Olivier has found some support in France, and the movement is gaining momentum day after day. Olivier is thinking about taking legal action with other professors and/or researchers who checked Refdoc after reading his open letter and who, like me, found some of their own articles there.

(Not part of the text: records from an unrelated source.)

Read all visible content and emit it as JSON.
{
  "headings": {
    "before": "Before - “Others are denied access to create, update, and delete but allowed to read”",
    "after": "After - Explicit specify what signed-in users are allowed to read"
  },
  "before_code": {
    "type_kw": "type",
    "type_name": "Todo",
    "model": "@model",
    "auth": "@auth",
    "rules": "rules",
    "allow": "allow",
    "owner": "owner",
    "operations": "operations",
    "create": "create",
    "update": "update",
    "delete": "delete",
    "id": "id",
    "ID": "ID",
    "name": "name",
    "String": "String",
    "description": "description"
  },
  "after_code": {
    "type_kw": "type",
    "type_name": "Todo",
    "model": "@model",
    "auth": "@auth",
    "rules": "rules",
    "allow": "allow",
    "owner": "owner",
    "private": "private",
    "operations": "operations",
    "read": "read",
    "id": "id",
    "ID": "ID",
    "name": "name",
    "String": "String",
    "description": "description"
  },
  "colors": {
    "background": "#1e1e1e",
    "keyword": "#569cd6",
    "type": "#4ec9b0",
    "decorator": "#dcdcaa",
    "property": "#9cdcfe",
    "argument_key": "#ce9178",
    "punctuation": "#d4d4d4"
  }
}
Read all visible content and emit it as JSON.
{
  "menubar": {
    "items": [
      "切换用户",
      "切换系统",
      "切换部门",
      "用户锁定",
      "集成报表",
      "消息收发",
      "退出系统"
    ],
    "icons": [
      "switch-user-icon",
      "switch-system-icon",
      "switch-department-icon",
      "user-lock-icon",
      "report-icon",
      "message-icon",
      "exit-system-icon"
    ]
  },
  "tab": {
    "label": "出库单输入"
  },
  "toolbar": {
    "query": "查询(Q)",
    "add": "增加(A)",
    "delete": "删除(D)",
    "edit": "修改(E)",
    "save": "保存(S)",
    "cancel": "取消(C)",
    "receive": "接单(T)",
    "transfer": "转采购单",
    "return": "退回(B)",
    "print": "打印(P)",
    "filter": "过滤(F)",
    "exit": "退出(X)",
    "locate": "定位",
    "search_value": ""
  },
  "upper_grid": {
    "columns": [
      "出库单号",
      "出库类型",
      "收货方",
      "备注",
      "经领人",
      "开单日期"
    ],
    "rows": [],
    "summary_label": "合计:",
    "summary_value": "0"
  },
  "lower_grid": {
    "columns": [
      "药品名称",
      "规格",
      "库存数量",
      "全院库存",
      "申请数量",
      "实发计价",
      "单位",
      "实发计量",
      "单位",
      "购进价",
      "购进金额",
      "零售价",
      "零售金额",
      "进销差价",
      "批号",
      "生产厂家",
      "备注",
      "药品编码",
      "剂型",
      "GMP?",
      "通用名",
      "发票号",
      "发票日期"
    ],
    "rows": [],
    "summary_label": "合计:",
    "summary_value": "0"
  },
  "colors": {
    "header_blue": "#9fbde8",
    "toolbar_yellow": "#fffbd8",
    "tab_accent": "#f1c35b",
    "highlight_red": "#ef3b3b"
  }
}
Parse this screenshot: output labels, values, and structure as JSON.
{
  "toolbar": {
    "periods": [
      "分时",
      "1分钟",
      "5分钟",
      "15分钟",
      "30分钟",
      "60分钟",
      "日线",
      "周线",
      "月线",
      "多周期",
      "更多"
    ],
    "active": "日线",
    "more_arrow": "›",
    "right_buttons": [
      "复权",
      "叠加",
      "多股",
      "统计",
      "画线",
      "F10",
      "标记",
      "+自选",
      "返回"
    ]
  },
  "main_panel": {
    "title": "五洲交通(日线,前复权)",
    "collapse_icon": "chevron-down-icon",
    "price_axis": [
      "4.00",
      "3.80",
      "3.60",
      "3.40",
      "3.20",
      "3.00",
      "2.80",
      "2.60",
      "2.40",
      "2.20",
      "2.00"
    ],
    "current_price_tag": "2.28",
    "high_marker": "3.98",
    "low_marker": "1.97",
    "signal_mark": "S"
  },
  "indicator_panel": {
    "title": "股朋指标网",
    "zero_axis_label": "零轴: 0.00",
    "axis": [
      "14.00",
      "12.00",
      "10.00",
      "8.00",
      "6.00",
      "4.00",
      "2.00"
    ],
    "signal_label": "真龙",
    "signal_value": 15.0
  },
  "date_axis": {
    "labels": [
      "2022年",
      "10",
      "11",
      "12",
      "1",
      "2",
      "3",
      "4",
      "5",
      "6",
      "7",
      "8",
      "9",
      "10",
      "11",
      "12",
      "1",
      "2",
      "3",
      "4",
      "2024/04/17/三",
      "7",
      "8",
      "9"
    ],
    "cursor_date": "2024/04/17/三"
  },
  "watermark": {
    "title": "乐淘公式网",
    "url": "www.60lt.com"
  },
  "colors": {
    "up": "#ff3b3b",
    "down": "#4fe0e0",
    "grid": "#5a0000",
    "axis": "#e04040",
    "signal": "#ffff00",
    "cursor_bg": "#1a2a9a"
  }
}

As a first step, they will try to get in touch with Refdoc, and require major changes.
On 15 October 2012, a petition was posted online in French and in English by SavoirsCom1, (a) to require the withdrawal of our articles in Refdoc if relevant, (b) to join the Group of angry authors (Collectif des auteurs en colère) requesting major changes in Refdoc’s policy.
[Please check the bibliography for the latest developments.]
Happy Open Access Week to all!
For further reading
[Now updated here.]
[fr] Olivier Ertzscheid’s blog, to be followed daily.
[fr] The INIST/CNRS scandal: a full overview by Rémi Mathis, 15 October 2012.
[fr] Refdoc/INIST from a legal perspective, by Lionel Maurel (Calimaq), 15 October 2012.
[fr] INIST: What do we do now?, about technical issues for linking Refdoc records to free online versions of articles available elsewhere, by Étienne Cavalié (Lully), 15 October 2012.
[fr] INIST-Refdoc: Call to all angry authors, by Nicolas Gary, in ActuaLitté, 15 October 2012.
[en] “Lettre à l’INIST” tagged in the Open Access Tracking Project (OATP) by Peter Suber, 7 October 2012.
[fr] Refdoc and Olivier Ertzscheid’s Open Letter, by Antoine Oury, in ActuaLitté, 5 October 2012.
[fr] Lettre à l’INIST: Open Letter from Olivier Ertzscheid to INIST, 1st October 2012.
[fr] Summary of the lawsuit against CFC and INIST Diffusion by Alexandre Moatti, 13 June 2011.
[fr] Selling articles without the authors’ consent is forbidden by French law, a summary of the lawsuit by Émilie Gougache, 10 June 2011.
[fr] Summary of the lawsuit against CFC and INIST Diffusion by Alain Bensoussan, 5 June 2011.
[en] In-depth study of OpenEdition, an open-access effort run by CNRS and others, by Marie Lebert, 20 April 2012.
Copyright © 2012 Marie Lebert